According to DiRoma, Panax Ginseng is effective because it helps stimulate natural killer cell activity -- the cells that typically fight off viruses, as does astragalus, a Chinese herb. However, there is no reliable clinical evidence that proves astragalus' effectiveness in preventing the flu.
As for natural treatment options for those who may find themselves sick with the flu, DiRoma said andrographis, (also known as Indian Echinacea) and Syberian Ginseng, when used together, significantly improve symptoms of the common cold and flu when started 72 hours within symptom onset.
Finally, elderberry is also useful in treating the flu, according to DiRoma, and comes in myriad of forms, like tea and syrups, and can be purchased at any drugstore.
DiRoma said that a standardized elderberry fruit extract in syrup form, known as Sambucol, has been known to both shorten the duration of flu symptoms, like fever and body aches, and reduce the severity of those symptoms by about 56 percent when 4 tablespoons are taken daily for three days.
Think you might be coming down with the flu? Poedolec says that symptoms of the flu come on suddenly and often mimic symptoms of the common cold.
"Usually you have a high fever of about 102, a bad headache, your joints ache, you feel extremely weak and exhausted, then there's the typical stuffy nose, sneezing, sore throat, and cough," she said, adding that if you begin to feel sick, make sure to stay home from work, school, or public places, to lessen the chances of infecting others.
Last spring, the DOH reported widespread flu activity late in the flu season, including confirmed cases and outbreaks in Bennington County.

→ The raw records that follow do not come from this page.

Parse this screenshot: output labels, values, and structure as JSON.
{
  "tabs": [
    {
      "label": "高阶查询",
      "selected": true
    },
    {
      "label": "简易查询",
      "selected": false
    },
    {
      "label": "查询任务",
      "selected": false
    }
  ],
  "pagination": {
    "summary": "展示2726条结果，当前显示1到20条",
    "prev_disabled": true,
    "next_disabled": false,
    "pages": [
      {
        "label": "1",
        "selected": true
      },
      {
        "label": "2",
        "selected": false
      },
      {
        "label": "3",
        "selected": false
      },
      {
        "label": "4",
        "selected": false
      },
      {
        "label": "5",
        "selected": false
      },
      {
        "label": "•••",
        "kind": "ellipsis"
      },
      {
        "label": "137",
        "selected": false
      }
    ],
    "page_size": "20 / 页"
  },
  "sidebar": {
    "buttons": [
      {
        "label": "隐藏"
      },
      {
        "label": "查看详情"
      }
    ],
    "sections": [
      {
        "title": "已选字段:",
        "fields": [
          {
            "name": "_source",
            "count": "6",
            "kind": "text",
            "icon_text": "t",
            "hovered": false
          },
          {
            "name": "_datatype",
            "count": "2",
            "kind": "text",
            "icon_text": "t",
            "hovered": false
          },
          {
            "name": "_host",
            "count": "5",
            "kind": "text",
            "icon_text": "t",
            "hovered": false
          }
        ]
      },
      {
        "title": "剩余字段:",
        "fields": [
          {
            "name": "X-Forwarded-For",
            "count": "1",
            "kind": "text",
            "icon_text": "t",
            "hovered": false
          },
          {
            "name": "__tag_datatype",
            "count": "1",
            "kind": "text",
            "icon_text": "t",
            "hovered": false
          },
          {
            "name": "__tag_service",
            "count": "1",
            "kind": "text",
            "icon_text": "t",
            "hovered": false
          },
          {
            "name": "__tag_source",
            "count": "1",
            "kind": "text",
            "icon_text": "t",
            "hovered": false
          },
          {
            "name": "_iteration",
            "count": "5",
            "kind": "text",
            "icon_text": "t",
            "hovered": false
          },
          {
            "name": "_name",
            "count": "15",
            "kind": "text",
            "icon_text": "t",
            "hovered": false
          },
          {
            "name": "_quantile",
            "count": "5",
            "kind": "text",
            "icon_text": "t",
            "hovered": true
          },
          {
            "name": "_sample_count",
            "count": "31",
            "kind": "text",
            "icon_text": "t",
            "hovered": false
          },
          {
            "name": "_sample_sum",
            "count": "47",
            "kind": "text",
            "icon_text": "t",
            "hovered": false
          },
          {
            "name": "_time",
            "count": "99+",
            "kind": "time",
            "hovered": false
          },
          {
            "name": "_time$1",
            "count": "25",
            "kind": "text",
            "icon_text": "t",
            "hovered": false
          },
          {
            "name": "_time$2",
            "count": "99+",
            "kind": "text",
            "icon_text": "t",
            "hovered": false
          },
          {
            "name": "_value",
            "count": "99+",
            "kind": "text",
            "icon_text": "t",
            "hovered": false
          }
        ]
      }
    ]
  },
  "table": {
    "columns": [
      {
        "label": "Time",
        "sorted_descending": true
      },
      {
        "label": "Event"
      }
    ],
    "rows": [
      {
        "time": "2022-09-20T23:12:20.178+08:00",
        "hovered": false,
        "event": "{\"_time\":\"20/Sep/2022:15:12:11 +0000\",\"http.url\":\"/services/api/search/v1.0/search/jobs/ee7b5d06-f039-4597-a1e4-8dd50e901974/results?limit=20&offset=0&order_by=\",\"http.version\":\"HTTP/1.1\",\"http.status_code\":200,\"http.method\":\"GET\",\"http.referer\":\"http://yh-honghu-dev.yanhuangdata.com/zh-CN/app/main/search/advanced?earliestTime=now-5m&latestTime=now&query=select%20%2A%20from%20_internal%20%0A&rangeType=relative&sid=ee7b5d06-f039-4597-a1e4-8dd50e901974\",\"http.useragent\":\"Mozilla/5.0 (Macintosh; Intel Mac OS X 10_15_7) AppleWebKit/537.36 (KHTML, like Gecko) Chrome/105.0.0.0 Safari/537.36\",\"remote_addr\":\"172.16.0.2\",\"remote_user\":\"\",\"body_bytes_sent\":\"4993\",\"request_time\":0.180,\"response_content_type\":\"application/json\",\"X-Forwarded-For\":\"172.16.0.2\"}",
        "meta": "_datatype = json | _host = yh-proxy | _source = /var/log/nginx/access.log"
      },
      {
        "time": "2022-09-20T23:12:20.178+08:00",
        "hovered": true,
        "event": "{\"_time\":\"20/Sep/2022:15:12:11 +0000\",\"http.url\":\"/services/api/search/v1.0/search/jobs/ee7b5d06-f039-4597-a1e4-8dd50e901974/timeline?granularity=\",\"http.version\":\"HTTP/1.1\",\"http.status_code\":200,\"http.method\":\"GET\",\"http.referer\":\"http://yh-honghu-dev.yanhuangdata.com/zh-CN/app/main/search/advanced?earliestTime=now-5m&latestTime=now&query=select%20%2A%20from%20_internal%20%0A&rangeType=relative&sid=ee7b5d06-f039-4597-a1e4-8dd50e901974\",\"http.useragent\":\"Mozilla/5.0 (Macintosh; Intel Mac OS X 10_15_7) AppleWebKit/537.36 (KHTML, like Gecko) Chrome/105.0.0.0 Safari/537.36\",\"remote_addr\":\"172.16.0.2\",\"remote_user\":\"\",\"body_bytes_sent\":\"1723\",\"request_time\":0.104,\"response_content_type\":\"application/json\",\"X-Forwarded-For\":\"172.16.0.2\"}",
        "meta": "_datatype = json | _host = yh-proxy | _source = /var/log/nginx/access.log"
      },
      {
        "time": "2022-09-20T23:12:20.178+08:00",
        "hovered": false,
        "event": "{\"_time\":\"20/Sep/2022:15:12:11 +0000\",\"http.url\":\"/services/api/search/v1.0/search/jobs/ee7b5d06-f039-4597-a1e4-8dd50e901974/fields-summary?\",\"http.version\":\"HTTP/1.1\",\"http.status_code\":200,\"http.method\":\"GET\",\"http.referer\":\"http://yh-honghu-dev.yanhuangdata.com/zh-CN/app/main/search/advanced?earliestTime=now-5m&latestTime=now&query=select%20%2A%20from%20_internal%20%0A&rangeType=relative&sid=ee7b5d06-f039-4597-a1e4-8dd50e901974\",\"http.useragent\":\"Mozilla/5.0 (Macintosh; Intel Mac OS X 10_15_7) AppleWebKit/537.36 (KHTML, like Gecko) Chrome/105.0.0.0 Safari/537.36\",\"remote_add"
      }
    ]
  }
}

Getting the flu vaccine is the best protection against the flu, according to the DOH, however, the department also advises these simple steps to help to lower your chances of getting sick this holiday season:
* Cover your mouth and nose with a tissue or your sleeve every time you sneeze or cough.
* Wash your hands often and well with soap and water. If you aren't in a place where you can wash your hands, use a hand sanitizer.
* As much as possible, keep your hands away from your eyes, nose and mouth.
As for the idea that the flu vaccine causes the recipient of the shot to contract the flu, Poedolec says that is simply not true.
"I know many people have that misconception, but it's just not possible," she said, explaining that common side effects of the vaccine, including headache and muscle aches might lead people to think they are coming down with the flu, but usually disappear a few days after vaccination.
According to Poedolec she and her fellow employee health nurses have administered over 1,200 flu vaccinations so far this year.
For more information about flu vaccination, prevention, and treatment visit the Health Department's website at healthvermont.gov.
Contact Elizabeth A. Conkey at email@example.com or follow her on Twitter @bethconkey.